From Australia to Zambia, thousands of moms across the globe will (hopefully) receive an extra dose of appreciation this weekend as many families kick off their Mother's Day celebrations. The animal kingdom is brimming with examples of doting moms, from the powerfully maternal elephant matriarch that undergoes an eye-watering 22-month gestation period for each calf, or the polar bear mama that has to pack on an extra 400 pounds of baby fat just to ensure that her little darling is well-nourished.

But Mother's Day often whizzes by with no mention of strawberry poison dart frogs or caecilians or any number of lesser-appreciated species that go the extra mile for their babies and rarely get recognition for their efforts. Here's a look at five animal moms that deserve a round of applause this Mother's Day.


A female caecilian guarding her eggs. Image © Davidvraju

When it comes to dedicated mothering, caecilians have got us beat. These tube-like amphibians sacrifice the very skin off their backs (and pretty much everywhere else) to keep their squirming offspring well-fed. When a mama caecilian is taking care of a brood, she grows an extra-thick outer layer of skin that's rich in nutrients and fat. Her writhing mass of noodle-like babies use specially adapted teeth to tuck into mom's fat suit, using a "death roll" technique similar to crocodiles to tear off chunks of skin. It's a behaviour called dermatotrophy and caecilian mothers seem to be the only creatures that do it.
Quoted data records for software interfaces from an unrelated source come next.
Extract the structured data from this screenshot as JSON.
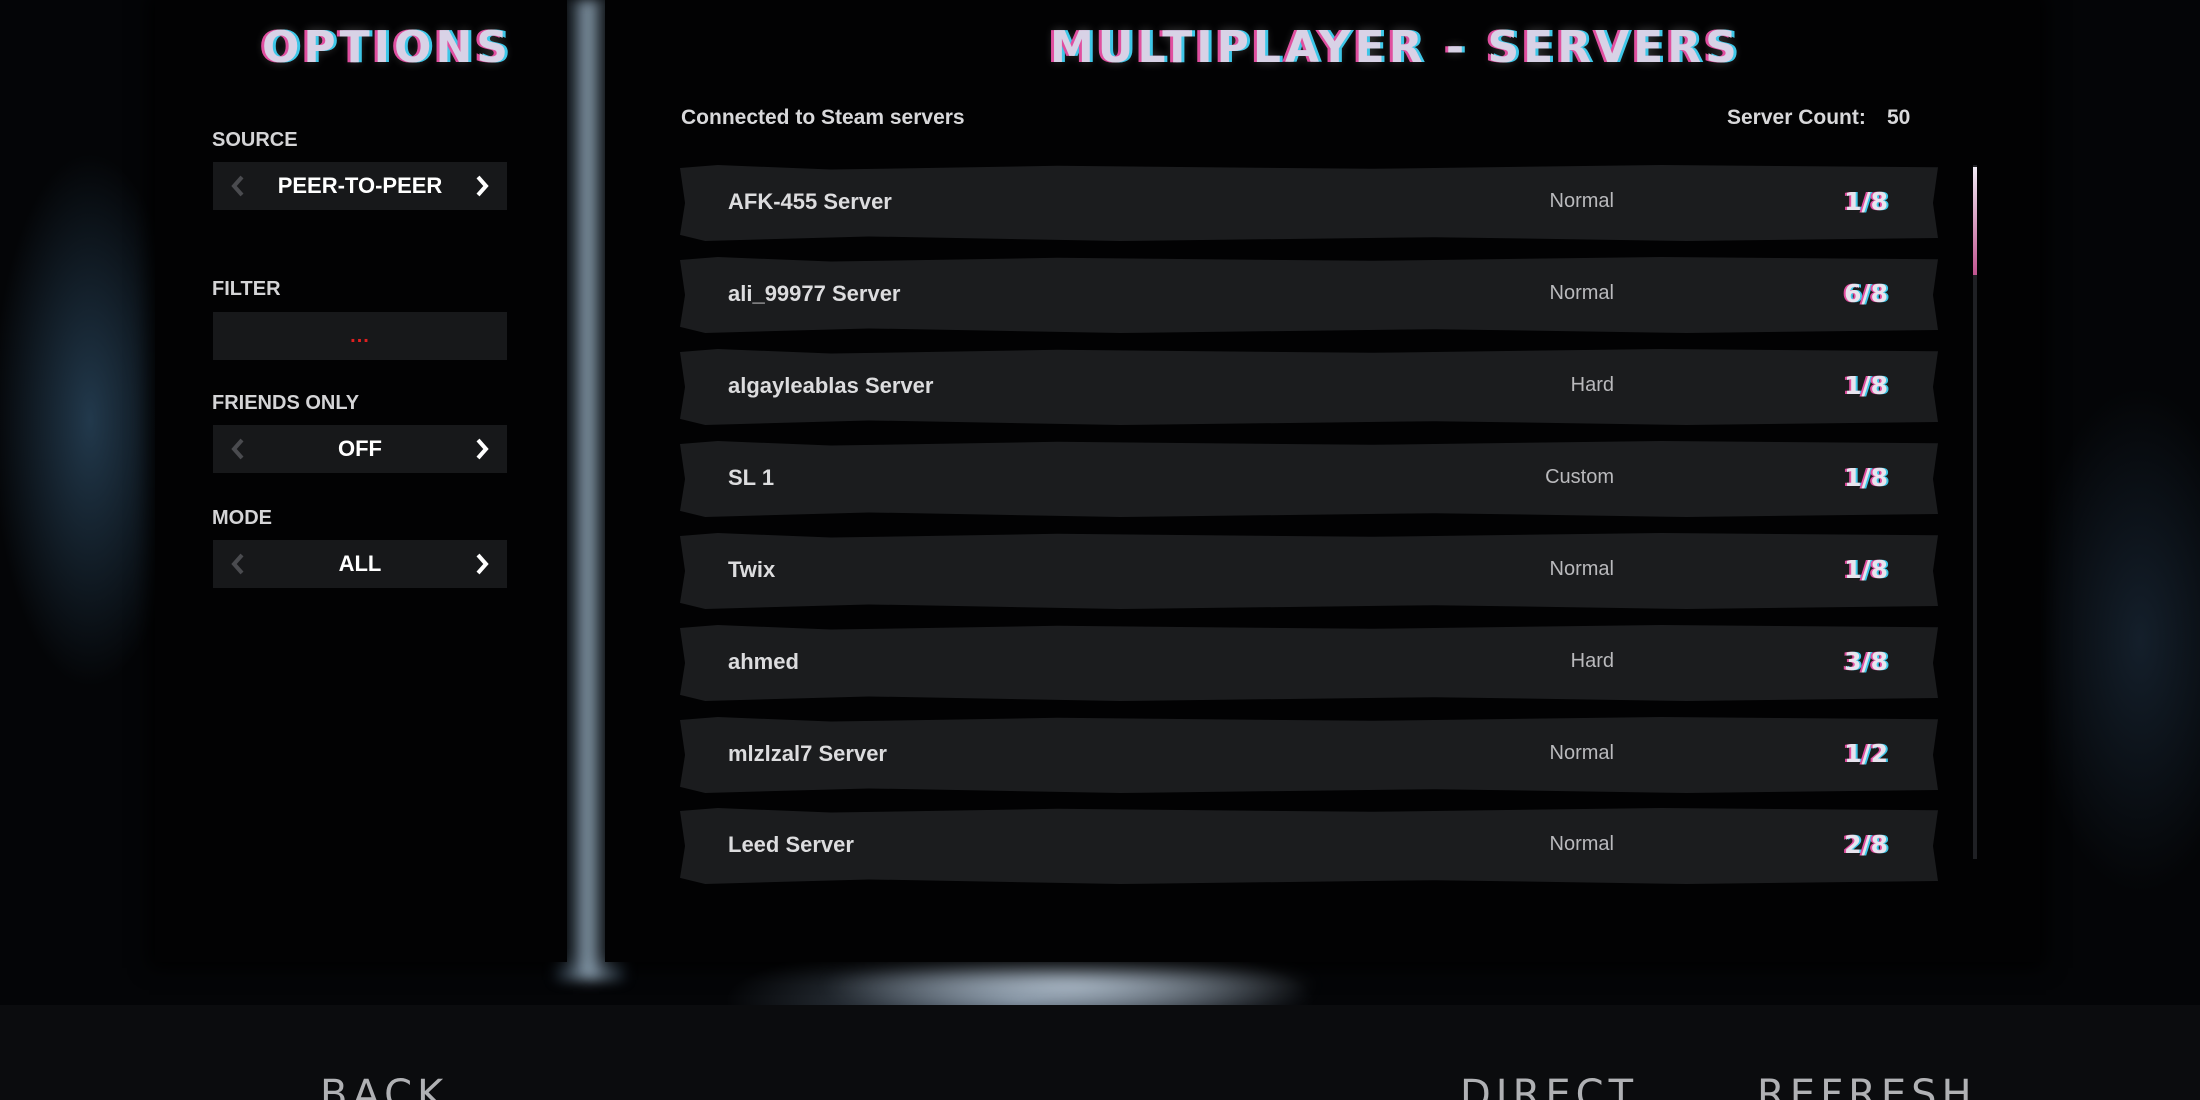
{
  "options": {
    "title": "OPTIONS",
    "source": {
      "label": "SOURCE",
      "value": "PEER-TO-PEER"
    },
    "filter": {
      "label": "FILTER",
      "value": "..."
    },
    "friends_only": {
      "label": "FRIENDS ONLY",
      "value": "OFF"
    },
    "mode": {
      "label": "MODE",
      "value": "ALL"
    }
  },
  "servers": {
    "title": "MULTIPLAYER - SERVERS",
    "connection_status": "Connected to Steam servers",
    "count_label": "Server Count:",
    "count_value": "50",
    "rows": [
      {
        "name": "AFK-455 Server",
        "mode": "Normal",
        "players": "1/8"
      },
      {
        "name": "ali_99977 Server",
        "mode": "Normal",
        "players": "6/8"
      },
      {
        "name": "algayleablas Server",
        "mode": "Hard",
        "players": "1/8"
      },
      {
        "name": "SL 1",
        "mode": "Custom",
        "players": "1/8"
      },
      {
        "name": "Twix",
        "mode": "Normal",
        "players": "1/8"
      },
      {
        "name": "ahmed",
        "mode": "Hard",
        "players": "3/8"
      },
      {
        "name": "mlzlzal7 Server",
        "mode": "Normal",
        "players": "1/2"
      },
      {
        "name": "Leed Server",
        "mode": "Normal",
        "players": "2/8"
      }
    ]
  },
  "buttons": {
    "back": "BACK",
    "direct": "DIRECT",
    "refresh": "REFRESH"
  },
  "colors": {
    "accent_pink": "#e04fa0",
    "accent_cyan": "#3ec7e8",
    "filter_text": "#e02020"
  },
  "icons": {
    "prev": "chevron-left-icon",
    "next": "chevron-right-icon"
  }
}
But that's just the egg-layers. About three-quarters of caecilian species give birth to live young and they do things a little differently. Their babies develop teeth while they are still foetuses so that the little angels can munch on mum's reproductive organs before birth. And you thought you had a difficult labour ...


We tend to assume that all arachnids lay eggs, but scorpions actually give birth to live young. The tiny babies – known adorably as scorplings – are pale in colour and have a soft exoskeleton that leaves them vulnerable to predation. To keep the scorplings safe, a mother scorpion carries her young around on her back like this (apologies to the arachnophobes):

Image: Scorpion Hunter/YouTube

The babies remain on their mother's back until they have moulted and their soft exoskeletons are replaced with a hardier protective casing. Unless, of course, mom gets hungry. In which case, she might just eat the lot of them. Hey, motherhood is tough and nobody's perfect.

Strawberry Poison dart frogs

The strawberry dart frog is one dedicated mother. Image © Marshal Hedin

Strawberry poison dart frogs are not like other amphibians. While most frogs lay thousands of eggs at a time and typically abandon their spawn to fend for themselves, strawberry poison dart frogs lay about six pea-sized eggs and, after papa frog has spent ten days or so protecting the precious cargo (and urinating on them to keep them moist), they hatch into tadpoles.

The proud mom then transports each tiny tadpole to it's very own pool of water, usually in the base of a bromeliad plant leaf. With the youngsters settled into their new homes, their mom spends every day for the next few months travelling to each pool and making sure that her babies have enough to eat. 


Baby alligators are amongst a number of crocodilian species that have their moms to thank for keeping them safe during the early stages of life. Image © Ianaré Sévi

With a sinister grin and cold, dead stare, crocodilians prove that you don't have to look like a loving mom to be one. A study published in 2015 shows that the mothers of many crocodile and alligator species talk to their babies. Using playback from recorded croc calls, researchers learnt that babies in the egg use an umph, umph, umph call to signal to mom and their siblings that they are ready to greet the world. Mother crocs respond by digging up the eggs, picking up the hatchlings in their jaws and carrying them to the safety of the water. But mom's job is not done yet. Until the babies grow large enough to defend themselves, the female will stick around to respond to any distress calls from her brood (with the kind of vigour only a crocodilian mama can muster). As the youngsters grow older their "voices" get deeper and their mother knows to start backing off.

Egyptian geese

Be honest, when was the last time your mom faked an injury to save your life? Egyptian Geese probably do it all the time. In fact, distraction displays have been recorded in a host of bird species (as well as the odd fish and mammal) and it's a nifty trick for keeping predators away from a concealed nest or a brood of vulnerable chicks. Injury-feigning performances are one of the more common forms of distraction in birds. In these displays, birds will hobble away from their nests or areas where their chicks are hiding while quivering their wings to make themselves seem like easy targets for predators. Earlier his year an Egyptian goose in South Africa's Londolozi Private Game Reserve was recorded feigning an injury to draw a hungry otter away from her goslings:

From letting their young chow down on their outer fat layers to hauling their babies around on their backs, moms in the animal kingdom have developed an array of fascinating techniques for safely raising their offspring. But that's not to say that human moms don't also have their work cut out for them. So to all those moms out there – from amphibians to humans – Happy Mother's Day!

Top header image: Joshua Tree National Park/Flickr